--- Dataset excerpts ---

↓

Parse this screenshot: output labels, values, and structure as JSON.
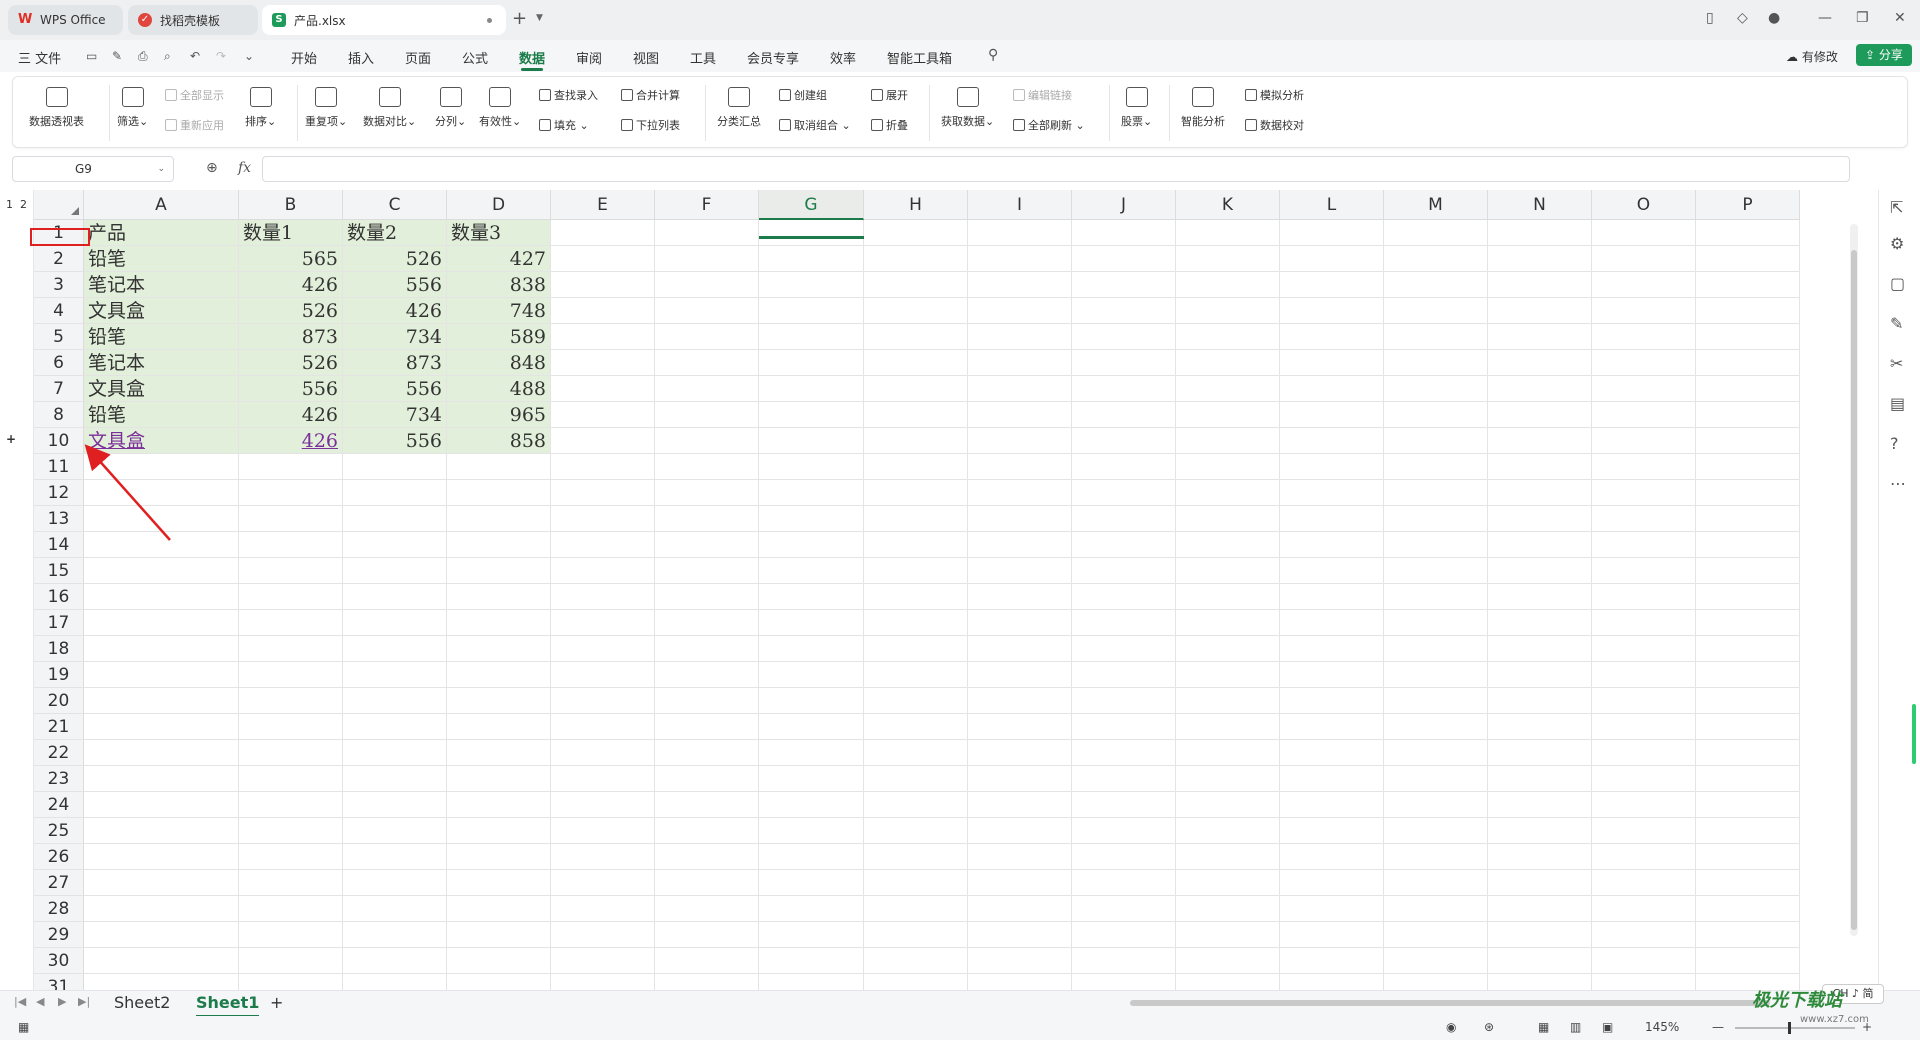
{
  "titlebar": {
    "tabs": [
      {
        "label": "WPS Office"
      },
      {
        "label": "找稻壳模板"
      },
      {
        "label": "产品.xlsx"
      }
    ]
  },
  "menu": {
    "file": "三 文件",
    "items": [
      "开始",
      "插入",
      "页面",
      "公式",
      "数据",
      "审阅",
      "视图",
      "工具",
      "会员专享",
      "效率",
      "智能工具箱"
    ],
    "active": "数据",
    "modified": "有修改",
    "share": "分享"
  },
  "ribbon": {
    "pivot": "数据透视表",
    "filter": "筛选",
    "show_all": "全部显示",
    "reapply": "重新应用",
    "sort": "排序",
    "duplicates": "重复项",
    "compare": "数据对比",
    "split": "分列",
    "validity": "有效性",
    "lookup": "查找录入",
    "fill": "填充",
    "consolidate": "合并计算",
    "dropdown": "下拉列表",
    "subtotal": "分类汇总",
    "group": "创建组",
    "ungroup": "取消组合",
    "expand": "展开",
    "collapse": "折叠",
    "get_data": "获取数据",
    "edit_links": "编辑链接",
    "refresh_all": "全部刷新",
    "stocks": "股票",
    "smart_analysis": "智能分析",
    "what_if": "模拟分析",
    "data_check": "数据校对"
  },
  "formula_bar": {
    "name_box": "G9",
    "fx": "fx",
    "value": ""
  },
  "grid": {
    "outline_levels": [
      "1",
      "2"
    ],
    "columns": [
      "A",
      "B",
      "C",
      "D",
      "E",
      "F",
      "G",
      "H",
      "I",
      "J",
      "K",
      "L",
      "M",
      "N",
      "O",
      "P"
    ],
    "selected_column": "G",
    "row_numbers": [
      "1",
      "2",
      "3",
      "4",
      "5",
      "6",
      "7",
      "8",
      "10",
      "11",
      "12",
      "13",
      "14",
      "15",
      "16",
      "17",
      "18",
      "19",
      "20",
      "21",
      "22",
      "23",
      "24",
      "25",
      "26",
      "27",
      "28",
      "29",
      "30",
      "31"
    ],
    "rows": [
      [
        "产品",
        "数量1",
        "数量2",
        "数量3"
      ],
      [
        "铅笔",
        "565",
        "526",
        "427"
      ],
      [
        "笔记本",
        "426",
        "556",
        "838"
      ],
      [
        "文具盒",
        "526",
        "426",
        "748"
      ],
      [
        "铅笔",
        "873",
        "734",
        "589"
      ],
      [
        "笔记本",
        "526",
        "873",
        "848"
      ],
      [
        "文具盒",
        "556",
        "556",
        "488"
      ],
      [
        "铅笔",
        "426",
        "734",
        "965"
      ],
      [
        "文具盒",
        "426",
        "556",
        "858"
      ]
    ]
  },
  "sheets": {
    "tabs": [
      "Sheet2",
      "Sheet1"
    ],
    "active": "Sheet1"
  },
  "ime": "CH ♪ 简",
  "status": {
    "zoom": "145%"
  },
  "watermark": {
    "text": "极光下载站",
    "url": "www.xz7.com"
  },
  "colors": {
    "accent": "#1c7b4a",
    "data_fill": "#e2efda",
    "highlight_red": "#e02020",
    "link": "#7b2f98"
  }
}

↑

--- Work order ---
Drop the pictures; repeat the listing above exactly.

--- Exercise response ---
Parse this screenshot: output labels, values, and structure as JSON.
{
  "titlebar": {
    "tabs": [
      {
        "label": "WPS Office"
      },
      {
        "label": "找稻壳模板"
      },
      {
        "label": "产品.xlsx"
      }
    ]
  },
  "menu": {
    "file": "三 文件",
    "items": [
      "开始",
      "插入",
      "页面",
      "公式",
      "数据",
      "审阅",
      "视图",
      "工具",
      "会员专享",
      "效率",
      "智能工具箱"
    ],
    "active": "数据",
    "modified": "有修改",
    "share": "分享"
  },
  "ribbon": {
    "pivot": "数据透视表",
    "filter": "筛选",
    "show_all": "全部显示",
    "reapply": "重新应用",
    "sort": "排序",
    "duplicates": "重复项",
    "compare": "数据对比",
    "split": "分列",
    "validity": "有效性",
    "lookup": "查找录入",
    "fill": "填充",
    "consolidate": "合并计算",
    "dropdown": "下拉列表",
    "subtotal": "分类汇总",
    "group": "创建组",
    "ungroup": "取消组合",
    "expand": "展开",
    "collapse": "折叠",
    "get_data": "获取数据",
    "edit_links": "编辑链接",
    "refresh_all": "全部刷新",
    "stocks": "股票",
    "smart_analysis": "智能分析",
    "what_if": "模拟分析",
    "data_check": "数据校对"
  },
  "formula_bar": {
    "name_box": "G9",
    "fx": "fx",
    "value": ""
  },
  "grid": {
    "outline_levels": [
      "1",
      "2"
    ],
    "columns": [
      "A",
      "B",
      "C",
      "D",
      "E",
      "F",
      "G",
      "H",
      "I",
      "J",
      "K",
      "L",
      "M",
      "N",
      "O",
      "P"
    ],
    "selected_column": "G",
    "row_numbers": [
      "1",
      "2",
      "3",
      "4",
      "5",
      "6",
      "7",
      "8",
      "10",
      "11",
      "12",
      "13",
      "14",
      "15",
      "16",
      "17",
      "18",
      "19",
      "20",
      "21",
      "22",
      "23",
      "24",
      "25",
      "26",
      "27",
      "28",
      "29",
      "30",
      "31"
    ],
    "rows": [
      [
        "产品",
        "数量1",
        "数量2",
        "数量3"
      ],
      [
        "铅笔",
        "565",
        "526",
        "427"
      ],
      [
        "笔记本",
        "426",
        "556",
        "838"
      ],
      [
        "文具盒",
        "526",
        "426",
        "748"
      ],
      [
        "铅笔",
        "873",
        "734",
        "589"
      ],
      [
        "笔记本",
        "526",
        "873",
        "848"
      ],
      [
        "文具盒",
        "556",
        "556",
        "488"
      ],
      [
        "铅笔",
        "426",
        "734",
        "965"
      ],
      [
        "文具盒",
        "426",
        "556",
        "858"
      ]
    ]
  },
  "sheets": {
    "tabs": [
      "Sheet2",
      "Sheet1"
    ],
    "active": "Sheet1"
  },
  "ime": "CH ♪ 简",
  "status": {
    "zoom": "145%"
  },
  "watermark": {
    "text": "极光下载站",
    "url": "www.xz7.com"
  },
  "colors": {
    "accent": "#1c7b4a",
    "data_fill": "#e2efda",
    "highlight_red": "#e02020",
    "link": "#7b2f98"
  }
}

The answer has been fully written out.